**WORK TASK:** Extract the data exactly, missing nothing.

**DATASET EXTRACT:**
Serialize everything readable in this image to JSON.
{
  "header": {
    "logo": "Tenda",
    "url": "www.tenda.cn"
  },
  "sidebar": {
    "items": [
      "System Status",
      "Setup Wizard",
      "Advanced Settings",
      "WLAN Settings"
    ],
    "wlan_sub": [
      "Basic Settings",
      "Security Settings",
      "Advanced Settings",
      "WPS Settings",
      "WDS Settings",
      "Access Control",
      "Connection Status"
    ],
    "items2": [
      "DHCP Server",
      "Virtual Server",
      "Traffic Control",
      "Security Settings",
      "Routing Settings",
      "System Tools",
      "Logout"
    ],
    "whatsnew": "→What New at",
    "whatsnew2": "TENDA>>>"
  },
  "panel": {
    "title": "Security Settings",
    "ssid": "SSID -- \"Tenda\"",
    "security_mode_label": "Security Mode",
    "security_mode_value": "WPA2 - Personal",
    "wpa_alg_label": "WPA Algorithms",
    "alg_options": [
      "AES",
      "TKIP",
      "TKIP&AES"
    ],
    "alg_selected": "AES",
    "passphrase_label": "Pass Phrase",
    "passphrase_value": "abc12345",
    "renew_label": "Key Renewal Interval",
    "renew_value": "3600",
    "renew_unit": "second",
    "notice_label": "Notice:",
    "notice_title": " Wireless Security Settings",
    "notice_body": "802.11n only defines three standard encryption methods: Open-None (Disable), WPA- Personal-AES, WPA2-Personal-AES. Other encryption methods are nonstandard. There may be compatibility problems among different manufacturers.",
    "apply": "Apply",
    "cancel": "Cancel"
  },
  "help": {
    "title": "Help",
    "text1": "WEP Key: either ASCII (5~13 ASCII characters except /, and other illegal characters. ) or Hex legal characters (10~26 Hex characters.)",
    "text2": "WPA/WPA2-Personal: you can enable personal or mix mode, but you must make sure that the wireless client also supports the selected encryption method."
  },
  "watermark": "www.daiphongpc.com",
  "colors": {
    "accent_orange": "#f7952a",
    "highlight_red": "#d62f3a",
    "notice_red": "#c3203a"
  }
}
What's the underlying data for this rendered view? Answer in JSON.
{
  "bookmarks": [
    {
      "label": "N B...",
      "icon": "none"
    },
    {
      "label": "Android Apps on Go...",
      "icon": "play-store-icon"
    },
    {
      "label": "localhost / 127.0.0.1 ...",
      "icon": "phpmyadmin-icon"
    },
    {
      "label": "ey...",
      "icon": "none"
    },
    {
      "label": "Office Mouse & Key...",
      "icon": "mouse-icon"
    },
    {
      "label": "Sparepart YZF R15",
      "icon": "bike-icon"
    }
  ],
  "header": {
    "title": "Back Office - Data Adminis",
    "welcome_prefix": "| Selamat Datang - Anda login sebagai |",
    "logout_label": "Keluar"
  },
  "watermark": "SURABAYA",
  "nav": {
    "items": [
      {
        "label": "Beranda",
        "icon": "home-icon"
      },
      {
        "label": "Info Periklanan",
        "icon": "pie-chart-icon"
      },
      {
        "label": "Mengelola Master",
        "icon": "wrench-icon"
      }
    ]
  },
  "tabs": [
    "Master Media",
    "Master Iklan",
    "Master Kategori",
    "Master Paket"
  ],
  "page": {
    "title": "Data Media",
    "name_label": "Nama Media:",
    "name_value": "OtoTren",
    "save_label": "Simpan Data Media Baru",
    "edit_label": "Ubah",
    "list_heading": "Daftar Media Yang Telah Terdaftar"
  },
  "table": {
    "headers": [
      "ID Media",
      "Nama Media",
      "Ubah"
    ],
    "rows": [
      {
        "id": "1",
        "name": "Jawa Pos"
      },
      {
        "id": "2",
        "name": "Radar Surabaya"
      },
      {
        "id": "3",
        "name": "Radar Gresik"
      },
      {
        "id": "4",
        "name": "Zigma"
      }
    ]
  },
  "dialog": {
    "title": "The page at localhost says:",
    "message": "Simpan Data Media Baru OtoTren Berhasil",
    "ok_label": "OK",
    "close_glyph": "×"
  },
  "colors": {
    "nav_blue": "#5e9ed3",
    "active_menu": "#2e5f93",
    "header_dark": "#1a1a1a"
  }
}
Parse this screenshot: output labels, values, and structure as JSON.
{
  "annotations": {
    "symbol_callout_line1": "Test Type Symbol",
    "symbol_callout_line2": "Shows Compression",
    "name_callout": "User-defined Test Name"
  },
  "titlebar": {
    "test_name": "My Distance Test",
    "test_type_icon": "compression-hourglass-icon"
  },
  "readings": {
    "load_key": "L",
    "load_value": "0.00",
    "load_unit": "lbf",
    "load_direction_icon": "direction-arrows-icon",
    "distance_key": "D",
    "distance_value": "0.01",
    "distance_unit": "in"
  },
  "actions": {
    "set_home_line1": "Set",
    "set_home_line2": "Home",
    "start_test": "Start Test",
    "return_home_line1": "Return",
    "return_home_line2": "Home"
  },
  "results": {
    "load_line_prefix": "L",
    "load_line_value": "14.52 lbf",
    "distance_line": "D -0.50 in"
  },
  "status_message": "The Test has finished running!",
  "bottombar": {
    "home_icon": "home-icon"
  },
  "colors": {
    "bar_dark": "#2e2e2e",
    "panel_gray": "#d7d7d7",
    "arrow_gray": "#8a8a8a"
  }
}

**OUTPUT OF THE EXERCISE:**
Serialize everything readable in this image to JSON.
{
  "header": {
    "logo": "Tenda",
    "url": "www.tenda.cn"
  },
  "sidebar": {
    "items": [
      "System Status",
      "Setup Wizard",
      "Advanced Settings",
      "WLAN Settings"
    ],
    "wlan_sub": [
      "Basic Settings",
      "Security Settings",
      "Advanced Settings",
      "WPS Settings",
      "WDS Settings",
      "Access Control",
      "Connection Status"
    ],
    "items2": [
      "DHCP Server",
      "Virtual Server",
      "Traffic Control",
      "Security Settings",
      "Routing Settings",
      "System Tools",
      "Logout"
    ],
    "whatsnew": "→What New at",
    "whatsnew2": "TENDA>>>"
  },
  "panel": {
    "title": "Security Settings",
    "ssid": "SSID -- \"Tenda\"",
    "security_mode_label": "Security Mode",
    "security_mode_value": "WPA2 - Personal",
    "wpa_alg_label": "WPA Algorithms",
    "alg_options": [
      "AES",
      "TKIP",
      "TKIP&AES"
    ],
    "alg_selected": "AES",
    "passphrase_label": "Pass Phrase",
    "passphrase_value": "abc12345",
    "renew_label": "Key Renewal Interval",
    "renew_value": "3600",
    "renew_unit": "second",
    "notice_label": "Notice:",
    "notice_title": " Wireless Security Settings",
    "notice_body": "802.11n only defines three standard encryption methods: Open-None (Disable), WPA- Personal-AES, WPA2-Personal-AES. Other encryption methods are nonstandard. There may be compatibility problems among different manufacturers.",
    "apply": "Apply",
    "cancel": "Cancel"
  },
  "help": {
    "title": "Help",
    "text1": "WEP Key: either ASCII (5~13 ASCII characters except /, and other illegal characters. ) or Hex legal characters (10~26 Hex characters.)",
    "text2": "WPA/WPA2-Personal: you can enable personal or mix mode, but you must make sure that the wireless client also supports the selected encryption method."
  },
  "watermark": "www.daiphongpc.com",
  "colors": {
    "accent_orange": "#f7952a",
    "highlight_red": "#d62f3a",
    "notice_red": "#c3203a"
  }
}
What's the underlying data for this rendered view? Answer in JSON.
{
  "bookmarks": [
    {
      "label": "N B...",
      "icon": "none"
    },
    {
      "label": "Android Apps on Go...",
      "icon": "play-store-icon"
    },
    {
      "label": "localhost / 127.0.0.1 ...",
      "icon": "phpmyadmin-icon"
    },
    {
      "label": "ey...",
      "icon": "none"
    },
    {
      "label": "Office Mouse & Key...",
      "icon": "mouse-icon"
    },
    {
      "label": "Sparepart YZF R15",
      "icon": "bike-icon"
    }
  ],
  "header": {
    "title": "Back Office - Data Adminis",
    "welcome_prefix": "| Selamat Datang - Anda login sebagai |",
    "logout_label": "Keluar"
  },
  "watermark": "SURABAYA",
  "nav": {
    "items": [
      {
        "label": "Beranda",
        "icon": "home-icon"
      },
      {
        "label": "Info Periklanan",
        "icon": "pie-chart-icon"
      },
      {
        "label": "Mengelola Master",
        "icon": "wrench-icon"
      }
    ]
  },
  "tabs": [
    "Master Media",
    "Master Iklan",
    "Master Kategori",
    "Master Paket"
  ],
  "page": {
    "title": "Data Media",
    "name_label": "Nama Media:",
    "name_value": "OtoTren",
    "save_label": "Simpan Data Media Baru",
    "edit_label": "Ubah",
    "list_heading": "Daftar Media Yang Telah Terdaftar"
  },
  "table": {
    "headers": [
      "ID Media",
      "Nama Media",
      "Ubah"
    ],
    "rows": [
      {
        "id": "1",
        "name": "Jawa Pos"
      },
      {
        "id": "2",
        "name": "Radar Surabaya"
      },
      {
        "id": "3",
        "name": "Radar Gresik"
      },
      {
        "id": "4",
        "name": "Zigma"
      }
    ]
  },
  "dialog": {
    "title": "The page at localhost says:",
    "message": "Simpan Data Media Baru OtoTren Berhasil",
    "ok_label": "OK",
    "close_glyph": "×"
  },
  "colors": {
    "nav_blue": "#5e9ed3",
    "active_menu": "#2e5f93",
    "header_dark": "#1a1a1a"
  }
}
Parse this screenshot: output labels, values, and structure as JSON.
{
  "annotations": {
    "symbol_callout_line1": "Test Type Symbol",
    "symbol_callout_line2": "Shows Compression",
    "name_callout": "User-defined Test Name"
  },
  "titlebar": {
    "test_name": "My Distance Test",
    "test_type_icon": "compression-hourglass-icon"
  },
  "readings": {
    "load_key": "L",
    "load_value": "0.00",
    "load_unit": "lbf",
    "load_direction_icon": "direction-arrows-icon",
    "distance_key": "D",
    "distance_value": "0.01",
    "distance_unit": "in"
  },
  "actions": {
    "set_home_line1": "Set",
    "set_home_line2": "Home",
    "start_test": "Start Test",
    "return_home_line1": "Return",
    "return_home_line2": "Home"
  },
  "results": {
    "load_line_prefix": "L",
    "load_line_value": "14.52 lbf",
    "distance_line": "D -0.50 in"
  },
  "status_message": "The Test has finished running!",
  "bottombar": {
    "home_icon": "home-icon"
  },
  "colors": {
    "bar_dark": "#2e2e2e",
    "panel_gray": "#d7d7d7",
    "arrow_gray": "#8a8a8a"
  }
}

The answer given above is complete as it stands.